           A pulse should be like this:


     This is a regular pulse.

However, sometimes a pulse, for some reason is irregular, something like this....


    This is an irregular pulse.

If you have a family member with a slightly irregular or severely irregular pulse, then you need to count their radial pulse for ONE FULL MINUTE.    Then report both the rate (the number of beats you determined during that one minute of pulse-taking) AND the fact that the pulse was irregular, to the primary physician of the person whose pulse you took.     If that person feels ill in addition to having an irregular pulse, then you need to call an ambulance and tell them the person has a "New Onset Irregular Pulse", and does not feel well.

          An irregular pulse may be an indicator of a number of different rhythm disorders, or arrhythmias.   A physician or cardiologist will need to determine which, following an EKG at either his office or the emergency room. Anyone with chest pain and an irregular pulse must go straight to the emergency room.

           For people aged 50 and older, an irregular pulse may be the first sign of the onset of a rhythm disturbance named atrial fibrillation.     Atrial fibrillation has an hereditary component, but may also occur in smokers, diabetics, or those with actual structural problems with the heart and vessels around it. Sometimes people with thyroid disorders will develop atrial fibrillation.   Atrial fibrillation can be treated and corrected in all but a few cases.  It is important to detect and treat a-fib because if left for a couple of days or more, the chance of that person having a stroke increases by four to five times normal.  Once diagnosed and treated, many people go on to live a normal life expectancy and feel quite well.     Intermittent atrial fibrillation can also go on to produce other arrhythmias which can be fatal.   Not everyone who has atrial fibrillation actually knows it, and so anyone over age 50 should take their pulse at bedtime before sleeping, every night.

           There are no specific recommendations for taking the pulse nightly or weekly for children, but after losing my youngest son to a disorder we never knew he had, I think it's a fair and reasonable thing to teach each child at 12 how to take a pulse, and teach them to take their own.   They may then have the tools to report a rhythm disturbance prior to a sudden arrhythmic death.    Daniel knew how to take a pulse, but never reported that his pulse was irregular at any time.  I never noticed an irregular pulse on him, and I did occasionally take one, because a rapid pulse can be an indicator of severe allergy, which he did have to certain foods when he was small.    I also recommend that all children age 12 and older have an EKG done prior to engaging in team sports.

           Atrial fibrillation is the most common rhythm disturbance in adults, however there are a number of disorders which can disrupt a healthy cardiac rhythm.     Some of these are Long QT Syndrome,  Short QT SyndromeBrugada Syndrome Wolff-Parkinson-White Syndrome,   CPVT, and others.    If you recognize any of these names as having been a diagnosis made on any of your family members, particularly if they died suddenly, then you too need to be checked for a heart rhythm disturbance.  Some viral syndromes can also cause spontaneous heart rhythm disturbances.
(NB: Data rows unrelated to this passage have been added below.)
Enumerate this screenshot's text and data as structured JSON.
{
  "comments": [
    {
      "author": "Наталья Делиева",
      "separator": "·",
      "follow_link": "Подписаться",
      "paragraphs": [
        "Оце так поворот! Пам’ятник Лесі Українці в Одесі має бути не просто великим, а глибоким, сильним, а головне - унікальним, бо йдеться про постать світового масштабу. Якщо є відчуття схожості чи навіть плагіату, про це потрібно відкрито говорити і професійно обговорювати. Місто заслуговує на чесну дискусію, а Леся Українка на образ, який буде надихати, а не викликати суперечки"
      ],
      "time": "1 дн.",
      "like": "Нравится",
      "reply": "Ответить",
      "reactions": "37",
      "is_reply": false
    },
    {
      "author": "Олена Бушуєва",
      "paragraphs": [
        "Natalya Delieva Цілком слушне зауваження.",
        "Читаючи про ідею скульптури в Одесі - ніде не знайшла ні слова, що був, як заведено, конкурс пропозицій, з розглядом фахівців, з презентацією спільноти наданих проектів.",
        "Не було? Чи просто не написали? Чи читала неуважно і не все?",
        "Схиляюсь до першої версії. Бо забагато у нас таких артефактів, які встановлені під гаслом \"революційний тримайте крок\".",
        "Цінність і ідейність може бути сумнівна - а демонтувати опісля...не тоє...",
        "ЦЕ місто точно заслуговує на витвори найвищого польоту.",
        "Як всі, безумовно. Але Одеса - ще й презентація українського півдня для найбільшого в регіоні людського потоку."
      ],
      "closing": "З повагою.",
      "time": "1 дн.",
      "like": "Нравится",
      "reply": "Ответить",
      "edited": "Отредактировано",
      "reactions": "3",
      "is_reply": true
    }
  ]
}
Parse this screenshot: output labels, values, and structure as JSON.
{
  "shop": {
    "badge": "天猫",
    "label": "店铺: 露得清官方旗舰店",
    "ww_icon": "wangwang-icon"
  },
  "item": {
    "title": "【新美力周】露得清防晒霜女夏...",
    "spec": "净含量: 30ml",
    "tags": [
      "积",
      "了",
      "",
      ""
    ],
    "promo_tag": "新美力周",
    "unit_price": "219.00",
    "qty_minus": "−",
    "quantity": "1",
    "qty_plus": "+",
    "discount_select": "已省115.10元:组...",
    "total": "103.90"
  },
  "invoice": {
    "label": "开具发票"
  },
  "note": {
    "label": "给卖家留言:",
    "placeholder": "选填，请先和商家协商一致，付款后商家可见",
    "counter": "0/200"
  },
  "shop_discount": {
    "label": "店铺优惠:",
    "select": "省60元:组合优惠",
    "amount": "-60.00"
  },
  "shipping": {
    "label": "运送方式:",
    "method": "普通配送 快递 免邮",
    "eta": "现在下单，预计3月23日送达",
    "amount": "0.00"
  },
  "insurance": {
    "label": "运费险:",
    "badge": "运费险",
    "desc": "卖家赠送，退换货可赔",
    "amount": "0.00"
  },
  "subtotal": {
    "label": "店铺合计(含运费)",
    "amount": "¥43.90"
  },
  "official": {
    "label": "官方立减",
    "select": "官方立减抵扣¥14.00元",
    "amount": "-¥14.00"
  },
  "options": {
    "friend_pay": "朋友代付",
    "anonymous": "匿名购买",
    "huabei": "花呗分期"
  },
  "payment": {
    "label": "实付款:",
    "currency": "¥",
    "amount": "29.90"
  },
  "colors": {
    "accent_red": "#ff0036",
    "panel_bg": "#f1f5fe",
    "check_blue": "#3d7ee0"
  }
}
These are most of my posts on Rational Preparedness: The Blog which relate in some way to atrial fibrillation or  heart rhythm disturbances.:







BBC said...

As a young boy I had a heart murmur and they didn't expect me to live long, as a seventy year old man I'm always bothered by what disturbs me but like a good Timex watch I keep thumping along, go figure.

Life is uncertain, eat dessert first.

JaneofVirginia said...

Words to live by, for certain. Thanks for posting.